Dr. Marvin Seppala, one of the most prominent medical professionals in the field of pharmacological addiction treatment in the U.S., will be leading a CivicCon seminar to address the opioid epidemic and speak about his extensive experience working with individuals in recovery.
CivicCon was launched in September as an initiative aimed to strengthen the local community for a period of one year by creating civic debates as well as public engagements through events, workshops and discussion panels with national experts.
Seppala has been selected to lead a CivicCon seminar not only because he has spent decades leading evidence-based addiction treatment methods but also because he’s one of the healthcare professionals who essentially has had the ability to predict the opioid epidemic.
A book that was co-authored by Seppala over a decade ago estimated that opioid painkillers would become increasingly misused in the country.
Back in 2004, Seppala and the other authors of the book, titled “When Painkillers Become Dangerous,” stated that the misuse of opioid prescriptions to manage pain was a ‘dangerous practice.’ They also emphasized that the use of habit-forming prescription opioids such as oxycodone could likely ‘reach epidemic proportions.’
And recent numbers from the U.S. Centers for Disease Control and Prevention have confirmed those predictions and revealed that opioids have been killing more and more Americans since 2000.
In response to the rising number of people affected by the opioid epidemic, Seppala launched a protocol for treating opioid use disorders — the Comprehensive Opioid Response with the Twelve Steps and popularly known as the COR-12.
The influential protocol was created to improve the opioid addiction recovery through evidence-based methods including behavioral therapy, motivational interviewing, group lectures as well as elements of medication-assisted treatment and 12-step programs.
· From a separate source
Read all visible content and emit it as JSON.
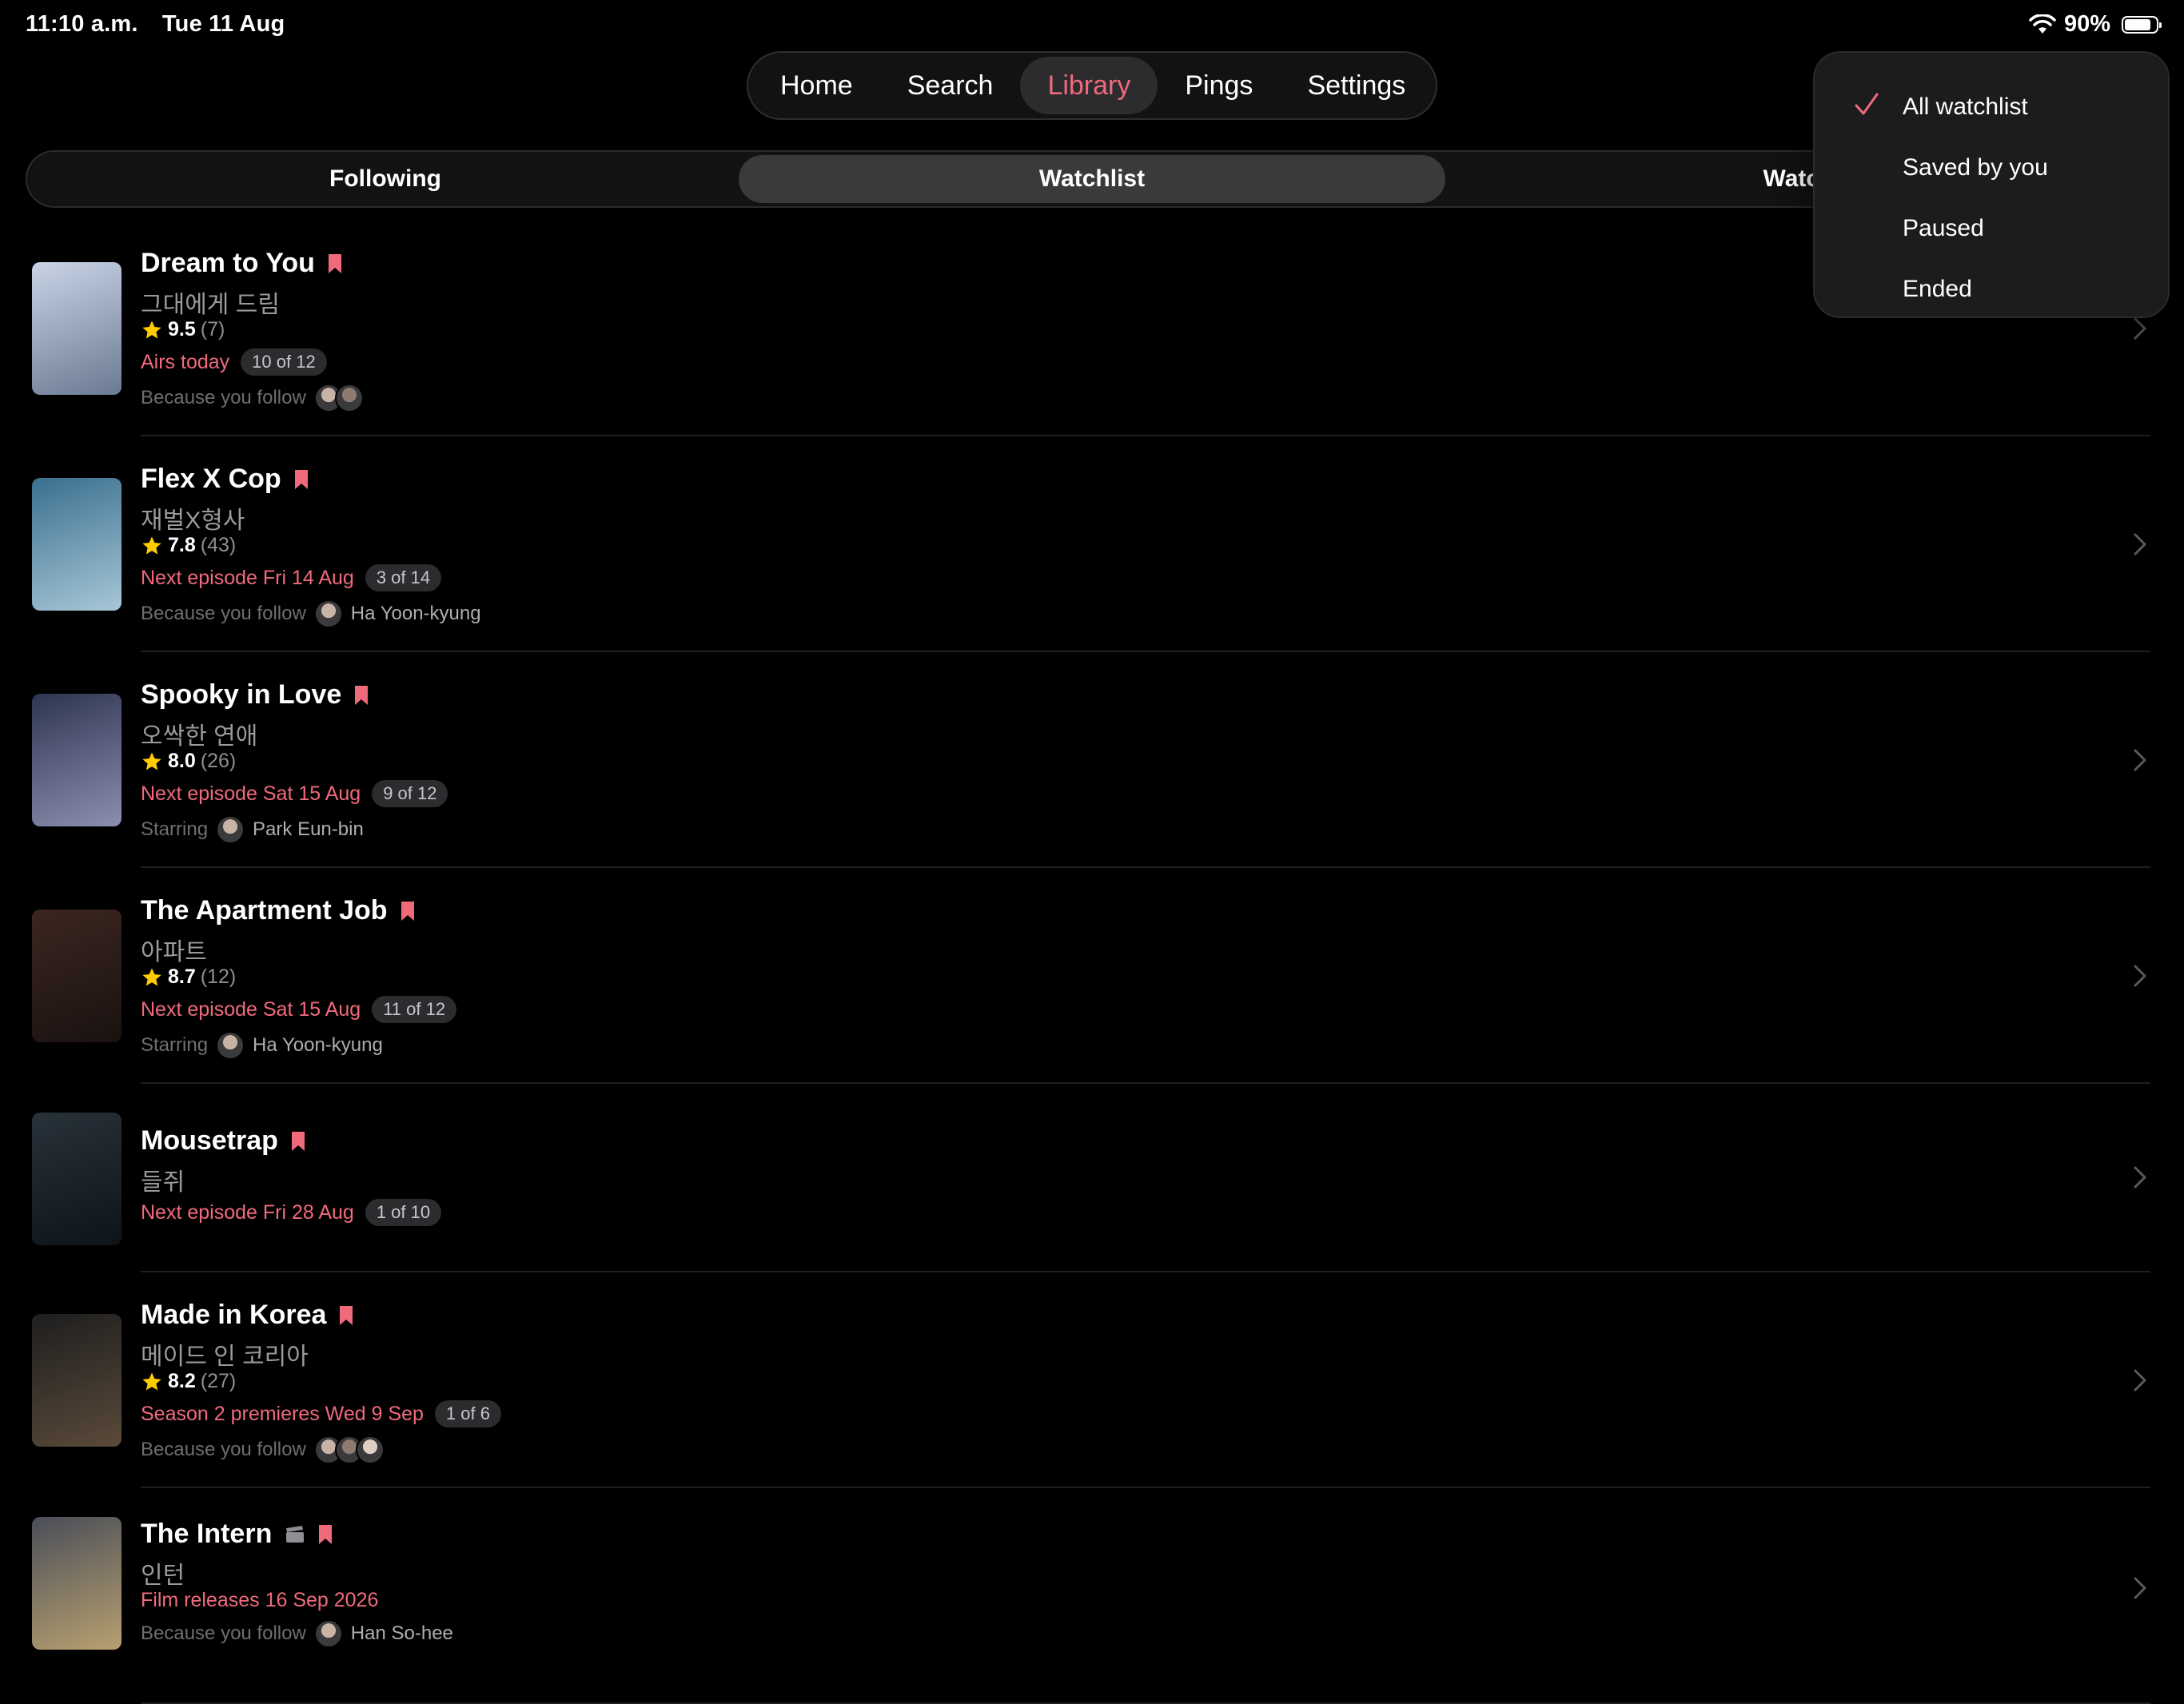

Seppala also works as a professor at the Hazel Graduate School of Addiction Studies and as the chief medical officer at the Hazelden Betty Ford Foundation — an advocacy and drug addiction treatment organization located in Minnesota that has provided education, research and clinical substance use disorder care for almost 70 years.
Opioid addiction treatment patients are able to choose to enter the COR-12 programs at the foundation that include medications such as naltrexone or naloxone or they may opt for a medication-free recovery program also based on COR-12 principles.
At the foundation, Seppala is in charge of… (continue reading)